Still, there are times when you may want to part with one of your stock positions.
How do you know when it’s time to say goodbye to a favorite stock?
These helpful tips can make the call easier.
-Earnings were not properly stated.
-Debt is growing too rapidly.
-New competition is likely to seriously harm the firm’s profitability or competitive position in the marketplace.
-Management’s ethics are questionable. Benjamin Graham said that “you cannot make a quantitative adjustment for unscrupulous management, only avoid it.” In other words, it doesn’t matter how cheap a stock is, if the executives are crooks, you are likely to get burned.
-The industry as a whole is doomed due to a commoditization of the product line.
-The market price of the stock has risen far faster than the underlying diluted earnings per share. Over time, this situation is not sustainable.
-You need the money in the near future – a few years or less. Although stocks are a marvelous long-term investment, short-term volatility can cause you to sell out an inopportune moment, locking in losses. Instead, park your cash in a safe investment such as a bank account or a money market fund.
-You don’t understand the business, what it does, or how it makes money.
One important note: History has shown that it is generally not a good idea to sell because of your expectations for macroeconomic conditions, such as the national unemployment rate or the government’s budget deficit, or because you expect the stock market to decline in the short-term.
Analyzing businesses and calculating their intrinsic value is relatively simple.

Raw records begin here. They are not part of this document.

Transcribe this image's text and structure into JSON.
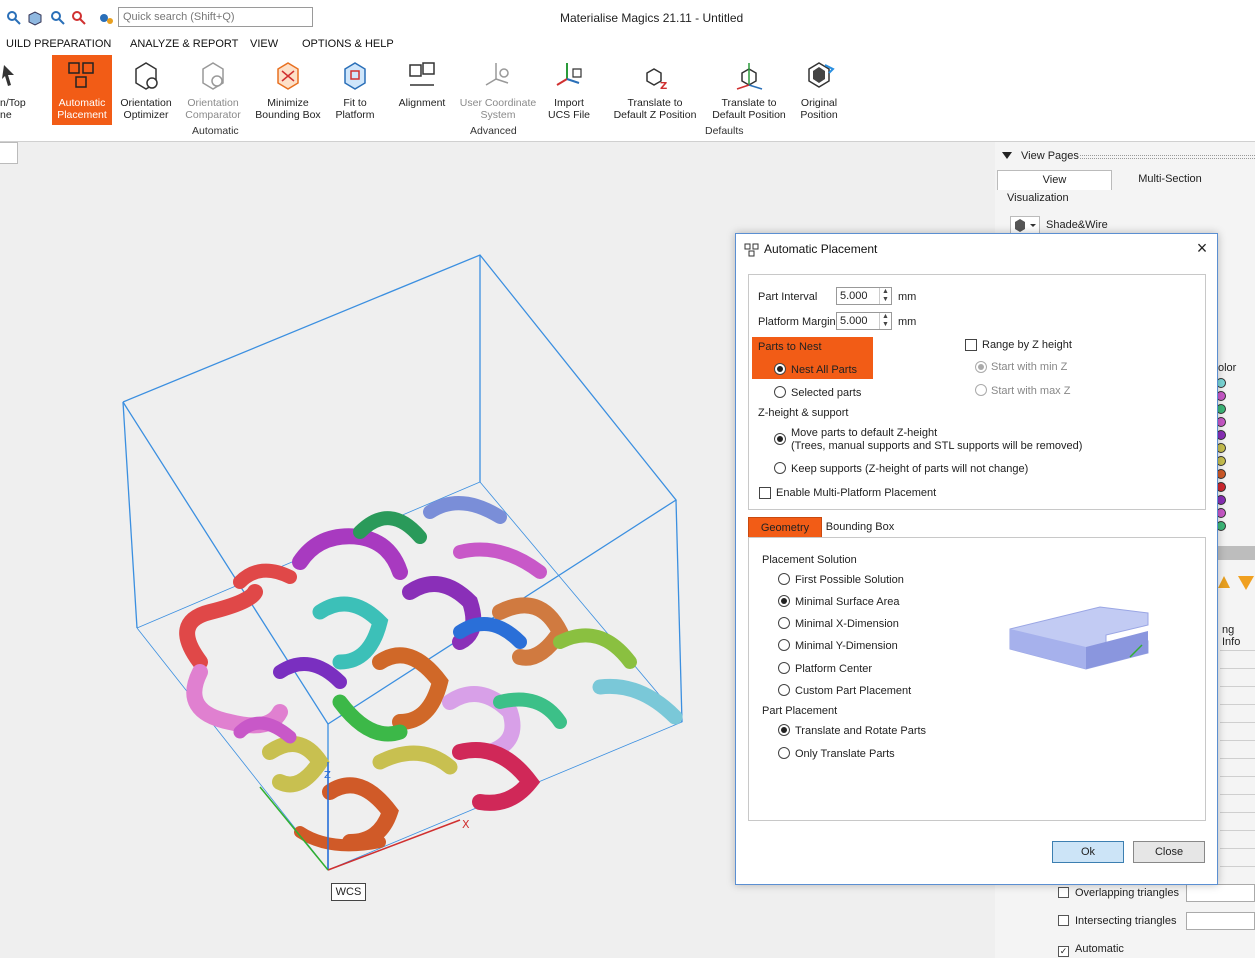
{
  "app": {
    "title": "Materialise Magics 21.11 - Untitled"
  },
  "quick_search": {
    "placeholder": "Quick search (Shift+Q)"
  },
  "menu": [
    "UILD PREPARATION",
    "ANALYZE & REPORT",
    "VIEW",
    "OPTIONS & HELP"
  ],
  "ribbon": {
    "buttons": [
      {
        "label1": "n/Top",
        "label2": "ne",
        "state": "normal"
      },
      {
        "label1": "Automatic",
        "label2": "Placement",
        "state": "active"
      },
      {
        "label1": "Orientation",
        "label2": "Optimizer",
        "state": "normal"
      },
      {
        "label1": "Orientation",
        "label2": "Comparator",
        "state": "dim"
      },
      {
        "label1": "Minimize",
        "label2": "Bounding Box",
        "state": "normal"
      },
      {
        "label1": "Fit to",
        "label2": "Platform",
        "state": "normal"
      },
      {
        "label1": "Alignment",
        "label2": "",
        "state": "normal"
      },
      {
        "label1": "User Coordinate",
        "label2": "System",
        "state": "dim"
      },
      {
        "label1": "Import",
        "label2": "UCS File",
        "state": "normal"
      },
      {
        "label1": "Translate to",
        "label2": "Default Z Position",
        "state": "normal"
      },
      {
        "label1": "Translate to",
        "label2": "Default Position",
        "state": "normal"
      },
      {
        "label1": "Original",
        "label2": "Position",
        "state": "normal"
      }
    ],
    "groups": [
      "Automatic",
      "Advanced",
      "Defaults"
    ]
  },
  "viewport": {
    "wcs_label": "WCS",
    "axis_x": "X",
    "axis_z": "Z"
  },
  "right_panel": {
    "view_pages": "View Pages",
    "tabs": [
      "View",
      "Multi-Section"
    ],
    "visualization": "Visualization",
    "shade_mode": "Shade&Wire",
    "color_label": "olor",
    "info_label": "ng Info",
    "checks": [
      {
        "label": "Overlapping triangles",
        "checked": false
      },
      {
        "label": "Intersecting triangles",
        "checked": false
      },
      {
        "label": "Automatic",
        "checked": true
      }
    ],
    "dot_colors": [
      "#7ad7d7",
      "#c858c8",
      "#3cb878",
      "#c858c8",
      "#8a2fb8",
      "#c8c050",
      "#c8c050",
      "#d05a28",
      "#d02830",
      "#8a2fb8",
      "#c858c8",
      "#3cb878"
    ]
  },
  "dialog": {
    "title": "Automatic Placement",
    "part_interval": {
      "label": "Part Interval",
      "value": "5.000",
      "unit": "mm"
    },
    "platform_margin": {
      "label": "Platform Margin",
      "value": "5.000",
      "unit": "mm"
    },
    "parts_to_nest": {
      "heading": "Parts to Nest",
      "options": [
        {
          "label": "Nest All Parts",
          "selected": true
        },
        {
          "label": "Selected parts",
          "selected": false
        }
      ]
    },
    "range_by_z": {
      "label": "Range by Z height",
      "checked": false,
      "options": [
        {
          "label": "Start with min Z",
          "selected": true
        },
        {
          "label": "Start with max Z",
          "selected": false
        }
      ]
    },
    "z_height": {
      "heading": "Z-height & support",
      "move_line1": "Move parts to default Z-height",
      "move_line2": "(Trees, manual supports and STL supports will be removed)",
      "keep": "Keep supports (Z-height of parts will not change)"
    },
    "multi_platform": {
      "label": "Enable Multi-Platform Placement",
      "checked": false
    },
    "tabs": [
      "Geometry",
      "Bounding Box"
    ],
    "placement_solution": {
      "heading": "Placement Solution",
      "options": [
        {
          "label": "First Possible Solution",
          "selected": false
        },
        {
          "label": "Minimal Surface Area",
          "selected": true
        },
        {
          "label": "Minimal X-Dimension",
          "selected": false
        },
        {
          "label": "Minimal Y-Dimension",
          "selected": false
        },
        {
          "label": "Platform Center",
          "selected": false
        },
        {
          "label": "Custom Part Placement",
          "selected": false
        }
      ]
    },
    "part_placement": {
      "heading": "Part Placement",
      "options": [
        {
          "label": "Translate and Rotate Parts",
          "selected": true
        },
        {
          "label": "Only Translate Parts",
          "selected": false
        }
      ]
    },
    "ok": "Ok",
    "close": "Close"
  },
  "colors": {
    "accent": "#f25c16",
    "wire": "#3b8fe0"
  }
}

You have no chance of accurately predicting with any consistency the buy and sell decisions of millions of other investors with different financial situations and analytical abilities.